But Franklin’s bill didn’t come out of left field; in recent years, other states have made moves toward more extreme anti-abortion bills. In March 2010, a law went into effect in Utah that calls for women to be charged with murder for having miscarriages caused by “intentional or knowing acts” at any stage of their pregnancies. While many states have laws against feticide, the Utah law is unique in that it holds mothers, not third parties, criminally accountable—a development that worried groups like the American Medical Association and the American Civil Liberties Union. After all, what constitutes a “knowing” act? Would staying with an abusive boyfriend apply? What about refusing a doctor’s orders about the best way to deliver a baby or care for oneself during a pregnancy? Governor Gary Herbert, a Republican, refused to sign the original version of the law, which criminalized any “reckless” act that led to a miscarriage, citing unclear language that could potentially lead to the arrest of women who miscarry after, among other things, unintentionally falling or over-exercising. Still, the original version passed overwhelmingly in the state legislature—only four of 29 senators voted against it.
Then, there’s Iowa, where, last year, a pregnant woman spent two nights in jail after falling down a set of stairs because, once in the hospital, she confided to nurses that she had considered abortion or adoption after she had become estranged from her husband. She was detained because a nurse had misnoted on her chart that the woman was in her third trimester, which is when, according to state feticide law, a violent act committed against a pregnant woman can be considered criminal. In fact, she was in her second trimester, so she was let go. But now, the precedent of the woman’s arrest is on the books.

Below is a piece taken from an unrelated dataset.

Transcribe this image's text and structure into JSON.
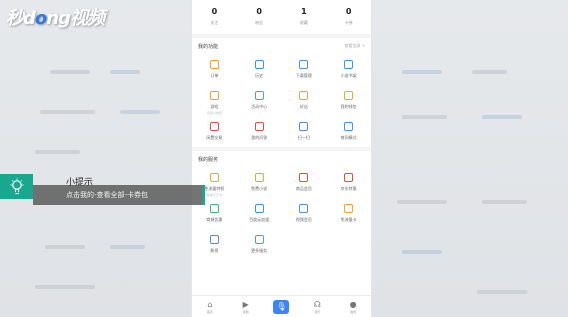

Moreover, there is “personhood” legislation, which has been introduced in several states. These laws would give legal protection to fetuses, meaning it’s possible that their rights, in some circumstances, could override those of mothers. “We believe that anti-abortion, feticide laws, and other laws that seek to legally segregate fetuses from pregnant women affect all women, including those who plan to come to term,” says Lynn Paltrow, executive director of the National Advocates for Pregnant Women (NAPW), which is currently compiling a report of every arrest, detention of, and forced intervention on women between 1975 and 2005 in which their pregnancies were key elements of their alleged crimes.
To be sure, Representative Franklin’s outrageous proposal in Georgia is part of a broader, well-documented GOP assault on reproductive rights: the now-scrapped bill in South Dakota to legalize the killing of abortion providers; the nearly identical bill that popped up in Nebraska; and House Republicans’ efforts to defund Planned Parenthood, to name a few. (TNR’s Ed Kilgore has thoroughly documented the return of abortion politics.) But Franklin’s contribution to this assault has been to go after mothers, not abortion providers. This line of attack may have begun in other states, but Franklin has taken it to the next level with HB1, by demanding that women prove how and why they lost their pregnancies. Indeed, he has made an already frightening trend a lot scarier.
Laura Stampler is an intern at The New Republic.